Save Net Neutrality or Pay

Your free internet is under attack.

The Federal Communications Commission wants to end net neutrality, and it’s not a good thing.

So what is net neutrality?

According to, net neutrality “protect[s] your ability to go where you want when you want online.”

Essentially, the new Trump-appointed head of the FCC, Ajit Pai, is preparing to slash the open internet and allow internet companies to form internet fast lanes.

It’s a lot of jargon, but when all is said and done, the high speed internet you get now could soon cost more. And if a certain company doesn’t want you to use their competitor’s product or website, they will have the power to make that competitor’s website slower.

As William Brangham from PBS Newshour put it, if Comcast, hypothetically, created a TV series that rivaled Netflix, Comcast could slow down Netflix and charge customers extra for its services in order to promote the success of their new Comcast show.

And stuff like this has already happened.

As John Oliver points out in a video segment from May 2017, back in 2011 Verizon Wireless, AT&T and T-Mobile blocked Google’s webpay service “Google Wallet” from their phones; coincidentally around the time they released their own extraordinarily similar webpay app “Softcard.”

Yet, Pai still denies that cutting back net neutrality would hurt consumers.

In fact, Pai said in a PBS Newshour interview that the net neutrality regulations “hang over businesses like a black cloud” and prevent them from being able to invest in the growth of their companies.

Except growth, in this case, would mainly account for the growth or profit of large companies.
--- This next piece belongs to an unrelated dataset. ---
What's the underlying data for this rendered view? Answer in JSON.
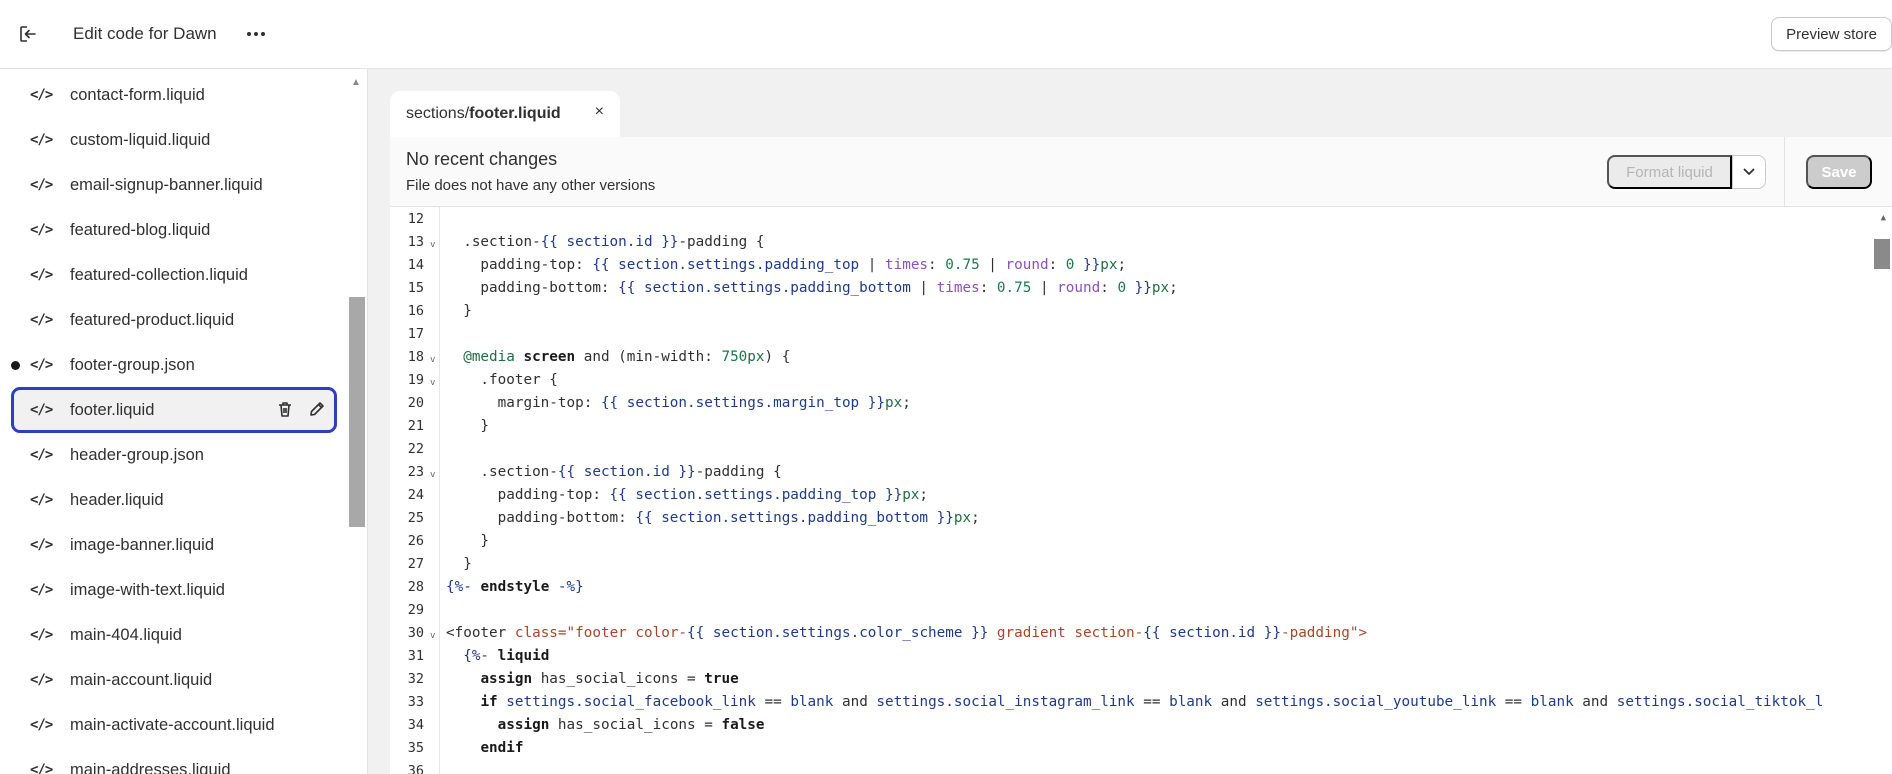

Making providers pay more for their content is a sure profit increase for larger companies like Comcast or Time Warner Cable (now Spectrum).

Unfortunately, by making content providers such as Netflix pay more to keep their content streaming at its normal speed, that cost could be passed down to the consumers. That means you and me.

Pai even claims that there is no evidence that companies would engage in prioritizing providers that pay them more, but he is dead wrong.

Professor of Communication Sharon Docter said, “Practically the day that Chairman Pai of the FCC announced that they were going to roll back the net neutrality rules, Comcast changed its [policy] and is now hinting at the fact that they are going to engage in paid prioritization.”

Essentially, when net neutrality was in place, Comcast’s policies stated that the company would comply with the idea of free and open internet, but as soon as Pai talked about ending that, Comcast changed their minds.

In this case, Pai is either a blissfully ignorant chair of the FCC, or he’s really great at spreading fake news just like the president who appointed him as chairman.

But as citizens of the U.S., action can be taken. Although the FCC’s time for public comment is closed, people can still reach out to the members of Congress. allows users to find and contact their Congressmen and Congresswomen.

As Docter said, the actions of the FCC can be overwritten or superseded by Congress. So if the FCC votes to eliminate net neutrality, Congress can reinstate it.

But if net neutrality really does hinder small companies from growing then perhaps a new net neutrality law can be drawn, but the new laws should be created and implemented before the old ones are ousted.

Yes, the internet survived for nearly 20 years without net neutrality laws, but the past is the past. The internet is a constantly evolving technology, and the law to regulate how that technology is accessed should evolve as well.

Rachael Balcom